***** DATA IN THIS EXERCISE

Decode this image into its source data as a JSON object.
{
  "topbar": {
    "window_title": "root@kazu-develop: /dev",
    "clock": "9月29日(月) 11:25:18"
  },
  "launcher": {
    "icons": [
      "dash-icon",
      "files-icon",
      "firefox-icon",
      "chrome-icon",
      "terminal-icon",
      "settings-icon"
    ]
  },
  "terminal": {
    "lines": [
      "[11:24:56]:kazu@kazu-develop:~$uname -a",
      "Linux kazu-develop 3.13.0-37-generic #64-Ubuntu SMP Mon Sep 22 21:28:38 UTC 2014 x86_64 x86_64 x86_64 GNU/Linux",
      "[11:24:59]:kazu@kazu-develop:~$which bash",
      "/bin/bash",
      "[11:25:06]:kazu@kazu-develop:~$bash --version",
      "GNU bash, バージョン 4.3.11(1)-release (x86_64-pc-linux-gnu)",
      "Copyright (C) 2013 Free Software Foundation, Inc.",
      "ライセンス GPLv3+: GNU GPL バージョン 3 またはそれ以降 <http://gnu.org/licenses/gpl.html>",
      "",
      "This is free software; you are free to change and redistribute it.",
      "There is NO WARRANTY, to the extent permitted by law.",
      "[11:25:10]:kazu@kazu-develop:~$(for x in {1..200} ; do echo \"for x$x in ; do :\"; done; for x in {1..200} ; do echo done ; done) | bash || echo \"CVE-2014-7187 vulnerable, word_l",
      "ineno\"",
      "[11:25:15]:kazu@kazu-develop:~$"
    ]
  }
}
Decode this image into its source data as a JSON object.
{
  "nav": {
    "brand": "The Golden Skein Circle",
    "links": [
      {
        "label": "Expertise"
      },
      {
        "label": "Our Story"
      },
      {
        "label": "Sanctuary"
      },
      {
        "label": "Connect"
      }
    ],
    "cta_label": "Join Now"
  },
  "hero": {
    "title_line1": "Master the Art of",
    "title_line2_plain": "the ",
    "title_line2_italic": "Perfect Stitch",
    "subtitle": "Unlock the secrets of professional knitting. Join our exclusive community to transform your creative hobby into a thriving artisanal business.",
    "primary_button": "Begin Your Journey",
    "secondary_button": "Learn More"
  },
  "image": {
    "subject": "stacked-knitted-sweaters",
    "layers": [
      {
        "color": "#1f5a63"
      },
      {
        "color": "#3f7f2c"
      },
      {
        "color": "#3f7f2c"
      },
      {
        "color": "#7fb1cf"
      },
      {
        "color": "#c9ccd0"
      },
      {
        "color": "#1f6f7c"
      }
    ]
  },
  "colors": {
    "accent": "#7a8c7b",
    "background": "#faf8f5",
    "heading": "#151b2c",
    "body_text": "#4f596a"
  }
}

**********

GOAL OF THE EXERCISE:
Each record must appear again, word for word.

YOUR SOLUTION:
Decode this image into its source data as a JSON object.
{
  "topbar": {
    "window_title": "root@kazu-develop: /dev",
    "clock": "9月29日(月) 11:25:18"
  },
  "launcher": {
    "icons": [
      "dash-icon",
      "files-icon",
      "firefox-icon",
      "chrome-icon",
      "terminal-icon",
      "settings-icon"
    ]
  },
  "terminal": {
    "lines": [
      "[11:24:56]:kazu@kazu-develop:~$uname -a",
      "Linux kazu-develop 3.13.0-37-generic #64-Ubuntu SMP Mon Sep 22 21:28:38 UTC 2014 x86_64 x86_64 x86_64 GNU/Linux",
      "[11:24:59]:kazu@kazu-develop:~$which bash",
      "/bin/bash",
      "[11:25:06]:kazu@kazu-develop:~$bash --version",
      "GNU bash, バージョン 4.3.11(1)-release (x86_64-pc-linux-gnu)",
      "Copyright (C) 2013 Free Software Foundation, Inc.",
      "ライセンス GPLv3+: GNU GPL バージョン 3 またはそれ以降 <http://gnu.org/licenses/gpl.html>",
      "",
      "This is free software; you are free to change and redistribute it.",
      "There is NO WARRANTY, to the extent permitted by law.",
      "[11:25:10]:kazu@kazu-develop:~$(for x in {1..200} ; do echo \"for x$x in ; do :\"; done; for x in {1..200} ; do echo done ; done) | bash || echo \"CVE-2014-7187 vulnerable, word_l",
      "ineno\"",
      "[11:25:15]:kazu@kazu-develop:~$"
    ]
  }
}
Decode this image into its source data as a JSON object.
{
  "nav": {
    "brand": "The Golden Skein Circle",
    "links": [
      {
        "label": "Expertise"
      },
      {
        "label": "Our Story"
      },
      {
        "label": "Sanctuary"
      },
      {
        "label": "Connect"
      }
    ],
    "cta_label": "Join Now"
  },
  "hero": {
    "title_line1": "Master the Art of",
    "title_line2_plain": "the ",
    "title_line2_italic": "Perfect Stitch",
    "subtitle": "Unlock the secrets of professional knitting. Join our exclusive community to transform your creative hobby into a thriving artisanal business.",
    "primary_button": "Begin Your Journey",
    "secondary_button": "Learn More"
  },
  "image": {
    "subject": "stacked-knitted-sweaters",
    "layers": [
      {
        "color": "#1f5a63"
      },
      {
        "color": "#3f7f2c"
      },
      {
        "color": "#3f7f2c"
      },
      {
        "color": "#7fb1cf"
      },
      {
        "color": "#c9ccd0"
      },
      {
        "color": "#1f6f7c"
      }
    ]
  },
  "colors": {
    "accent": "#7a8c7b",
    "background": "#faf8f5",
    "heading": "#151b2c",
    "body_text": "#4f596a"
  }
}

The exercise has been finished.